The Churches Conservation Trust (CCT) today launches an appeal to help save traditional heritage craft skills, which are at risk of being lost forever.
The shortfall in traditional skills and an ageing workforce throughout England has been known in the heritage sector for some time. According to a recent report from The Heritage Crafts Association, the crafts fall into different categories of endangerment.
Some of the crafts on the ‘endangered’ list include flintknapping, certain types of thatching and lead-working.
CCT is the national charity that cares for historic churches at risk across England. The 356 churches in its care are unique and all rely on specialist craftspeople and traditional skills for their upkeep.
Peter Aiers, Chief Executive, CCT says: “We need to act now, as there is a real risk that these skills could be lost forever. To keep our historic buildings, and particularly our historic church buildings, in good repair there needs to be a trained and skilled workforce. We think it is vital that our work is able to continue to support apprentices, and these apprentices in turn will ensure that our churches, and other historic buildings, benefit from sensitive and appropriate repairs well into the future, to inspire the next generation.”
In the past few months, through a grant from the Government’s Heritage Stimulus Fund, CCT has employed more than 70 firms of local heritage contractors and subcontractors. This has resulted in direct and indirect employment to over 300 trades and craftspeople around the country.
Specific examples of this recent work include flint-knapping, which was carried out at St Mary’s Church, Bungay, Suffolk by local specialists R & J Hogg. Flint-knapping is the shaping of flint, specifically for masonry purposes, such as for building or facing walls. St Mary’s is a landmark for miles around and the focal point of the market town of Bungay. The 15th century tower, with its tall pinnacles and the intricate stone tracery of the west window, desperately needed these urgent repairs.
Work was also recently carried out at CCT’s church of St Margaret’s in the village of Hales, Norfolk by local Thatcher, Gary Stokes, who specialises in Norfolk reed thatch. All materials are sourced locally, and the methods and tools used have hardly changed over hundreds of years. Thanks to this work, the distinctive round tower and roofline of this medieval building are once again complete and the church is able to welcome visitors.

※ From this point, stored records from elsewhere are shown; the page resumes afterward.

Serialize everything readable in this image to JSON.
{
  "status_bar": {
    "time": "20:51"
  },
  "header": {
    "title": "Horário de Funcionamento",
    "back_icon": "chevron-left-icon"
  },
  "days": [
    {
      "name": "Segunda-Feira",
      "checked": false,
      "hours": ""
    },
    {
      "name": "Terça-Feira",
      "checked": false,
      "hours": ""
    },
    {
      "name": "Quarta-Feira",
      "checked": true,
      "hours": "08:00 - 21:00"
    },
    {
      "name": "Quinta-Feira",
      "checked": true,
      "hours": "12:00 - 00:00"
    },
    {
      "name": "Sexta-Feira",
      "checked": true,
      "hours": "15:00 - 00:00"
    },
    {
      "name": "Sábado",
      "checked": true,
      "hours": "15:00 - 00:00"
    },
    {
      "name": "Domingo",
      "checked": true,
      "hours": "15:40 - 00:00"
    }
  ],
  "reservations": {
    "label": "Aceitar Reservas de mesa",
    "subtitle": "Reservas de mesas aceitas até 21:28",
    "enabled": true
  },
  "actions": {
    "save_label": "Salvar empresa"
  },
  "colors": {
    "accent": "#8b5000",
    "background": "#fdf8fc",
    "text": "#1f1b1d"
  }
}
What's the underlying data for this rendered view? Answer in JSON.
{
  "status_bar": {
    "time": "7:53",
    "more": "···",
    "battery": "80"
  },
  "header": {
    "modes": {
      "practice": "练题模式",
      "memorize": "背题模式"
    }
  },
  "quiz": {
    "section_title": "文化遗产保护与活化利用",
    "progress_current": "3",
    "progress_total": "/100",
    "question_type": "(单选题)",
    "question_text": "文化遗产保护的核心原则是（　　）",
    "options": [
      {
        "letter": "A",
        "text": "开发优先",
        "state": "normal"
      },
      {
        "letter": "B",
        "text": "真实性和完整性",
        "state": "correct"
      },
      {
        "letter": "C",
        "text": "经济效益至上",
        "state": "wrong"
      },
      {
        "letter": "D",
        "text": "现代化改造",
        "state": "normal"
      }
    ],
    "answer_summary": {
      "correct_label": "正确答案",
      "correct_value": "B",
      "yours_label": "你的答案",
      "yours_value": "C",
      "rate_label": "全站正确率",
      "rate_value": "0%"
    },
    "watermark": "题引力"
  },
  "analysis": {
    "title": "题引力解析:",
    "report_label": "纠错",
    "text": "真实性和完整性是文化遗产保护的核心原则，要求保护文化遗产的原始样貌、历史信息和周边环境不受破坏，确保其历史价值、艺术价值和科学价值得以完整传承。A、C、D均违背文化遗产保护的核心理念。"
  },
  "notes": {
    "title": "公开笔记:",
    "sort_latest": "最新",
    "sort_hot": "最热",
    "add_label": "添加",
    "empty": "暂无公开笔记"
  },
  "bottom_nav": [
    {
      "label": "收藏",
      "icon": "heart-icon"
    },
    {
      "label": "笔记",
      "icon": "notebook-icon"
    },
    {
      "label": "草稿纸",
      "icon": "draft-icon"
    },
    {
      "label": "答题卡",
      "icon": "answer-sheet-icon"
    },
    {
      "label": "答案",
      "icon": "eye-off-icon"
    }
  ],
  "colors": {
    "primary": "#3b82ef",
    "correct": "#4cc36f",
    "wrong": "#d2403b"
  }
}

CCT is appealing for donations to its Craft Skills Appeal, which will help in the training of apprentices, supporting the livelihood of talented craftsmen and women, and in the continuation of this expertise and specialist traditional knowledge. Find out more here: https://www.visitchurches.org.uk/heritageskills/